Extracted entries: Begin

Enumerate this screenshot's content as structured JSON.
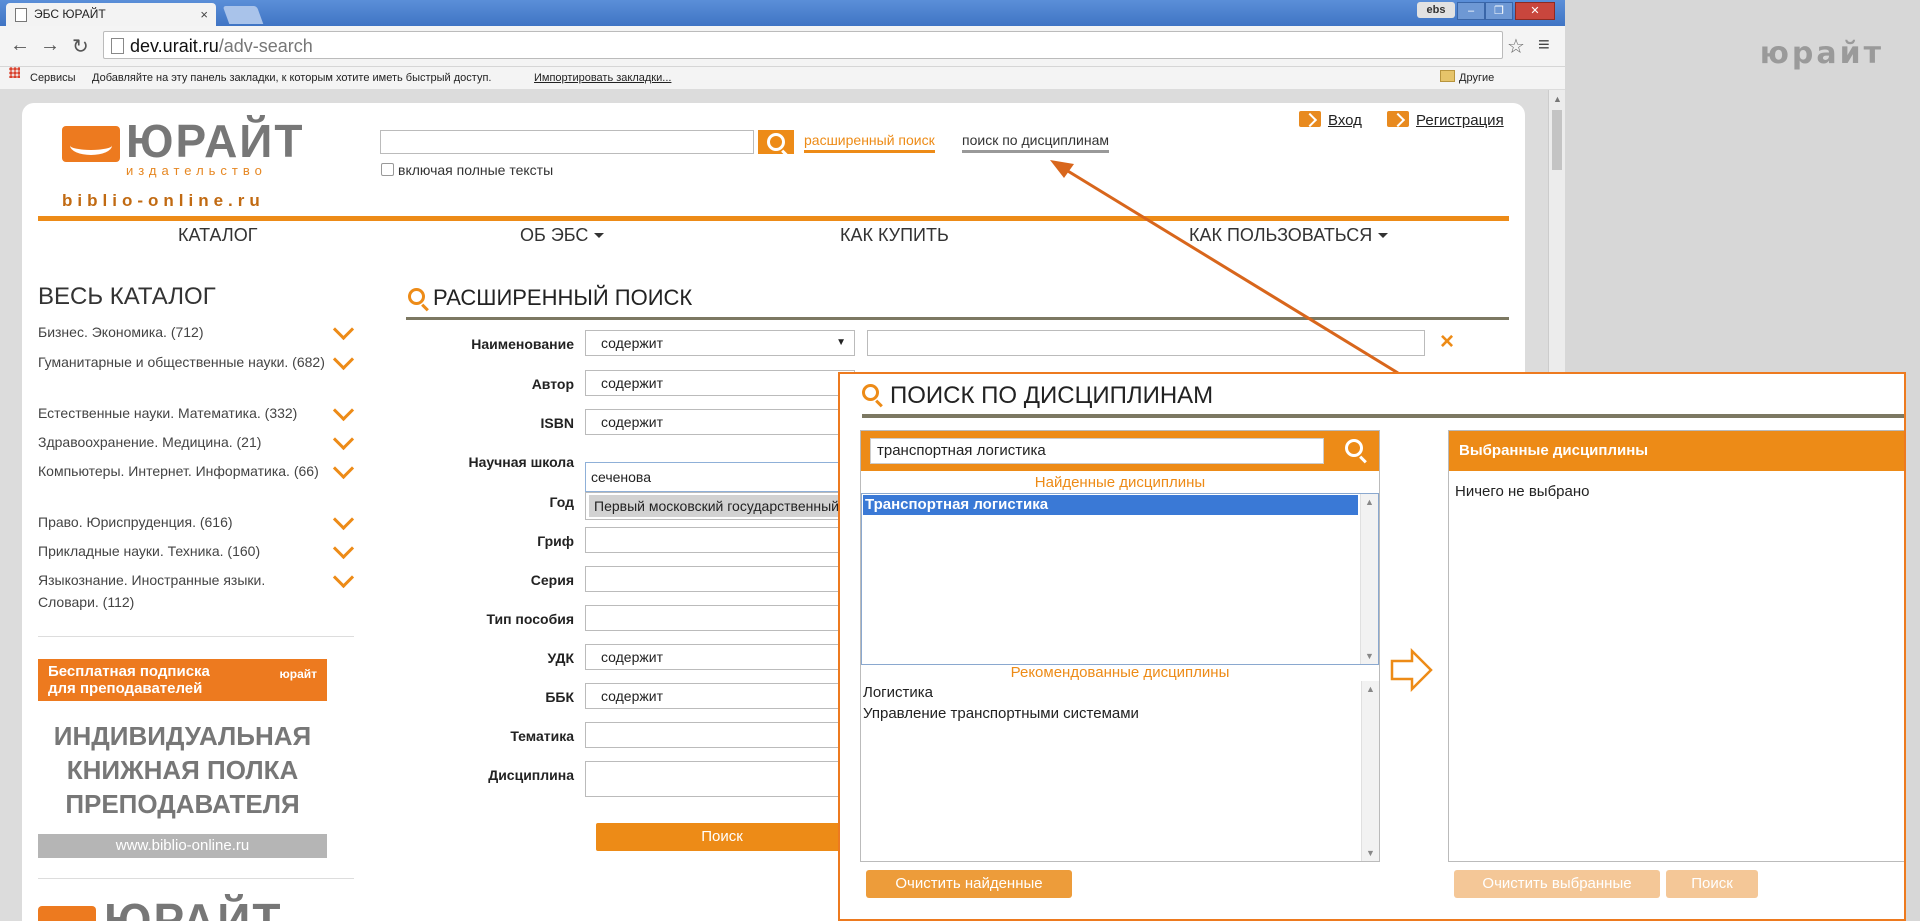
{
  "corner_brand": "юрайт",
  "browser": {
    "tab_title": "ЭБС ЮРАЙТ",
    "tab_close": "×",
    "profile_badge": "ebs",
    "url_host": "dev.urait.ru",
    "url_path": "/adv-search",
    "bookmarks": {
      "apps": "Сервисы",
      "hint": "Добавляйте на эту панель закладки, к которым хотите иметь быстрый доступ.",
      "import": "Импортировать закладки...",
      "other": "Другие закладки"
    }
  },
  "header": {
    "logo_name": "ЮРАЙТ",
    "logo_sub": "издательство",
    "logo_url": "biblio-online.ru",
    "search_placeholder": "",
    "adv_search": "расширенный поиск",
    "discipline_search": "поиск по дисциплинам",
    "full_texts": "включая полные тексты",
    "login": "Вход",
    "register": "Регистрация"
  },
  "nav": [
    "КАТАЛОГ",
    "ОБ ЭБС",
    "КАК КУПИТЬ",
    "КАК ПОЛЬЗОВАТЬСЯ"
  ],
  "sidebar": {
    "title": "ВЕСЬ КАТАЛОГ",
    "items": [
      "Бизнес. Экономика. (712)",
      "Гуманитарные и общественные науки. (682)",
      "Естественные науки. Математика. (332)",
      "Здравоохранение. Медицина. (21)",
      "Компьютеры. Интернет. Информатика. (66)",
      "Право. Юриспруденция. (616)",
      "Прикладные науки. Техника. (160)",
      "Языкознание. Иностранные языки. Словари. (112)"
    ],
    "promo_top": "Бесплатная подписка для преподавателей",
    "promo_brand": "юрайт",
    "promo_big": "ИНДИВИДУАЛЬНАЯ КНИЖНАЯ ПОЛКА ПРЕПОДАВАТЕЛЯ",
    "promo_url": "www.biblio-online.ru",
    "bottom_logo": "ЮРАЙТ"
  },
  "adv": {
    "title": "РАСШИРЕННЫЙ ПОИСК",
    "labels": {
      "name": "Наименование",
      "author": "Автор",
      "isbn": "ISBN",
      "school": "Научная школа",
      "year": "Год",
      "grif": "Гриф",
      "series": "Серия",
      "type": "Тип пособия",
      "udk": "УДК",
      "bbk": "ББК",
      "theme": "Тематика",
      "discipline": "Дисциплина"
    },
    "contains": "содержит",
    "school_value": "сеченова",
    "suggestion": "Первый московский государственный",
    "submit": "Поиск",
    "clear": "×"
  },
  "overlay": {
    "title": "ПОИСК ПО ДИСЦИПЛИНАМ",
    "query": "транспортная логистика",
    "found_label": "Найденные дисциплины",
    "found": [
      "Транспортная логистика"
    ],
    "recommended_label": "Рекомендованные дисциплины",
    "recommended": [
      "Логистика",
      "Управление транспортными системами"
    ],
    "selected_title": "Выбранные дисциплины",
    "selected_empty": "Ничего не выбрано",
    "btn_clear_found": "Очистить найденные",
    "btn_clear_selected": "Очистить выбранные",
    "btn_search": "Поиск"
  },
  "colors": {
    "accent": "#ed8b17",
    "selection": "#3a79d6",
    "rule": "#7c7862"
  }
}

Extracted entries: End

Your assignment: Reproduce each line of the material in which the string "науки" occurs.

Result of the task:
      "Гуманитарные и общественные науки. (682)",
      "Естественные науки. Математика. (332)",
      "Прикладные науки. Техника. (160)",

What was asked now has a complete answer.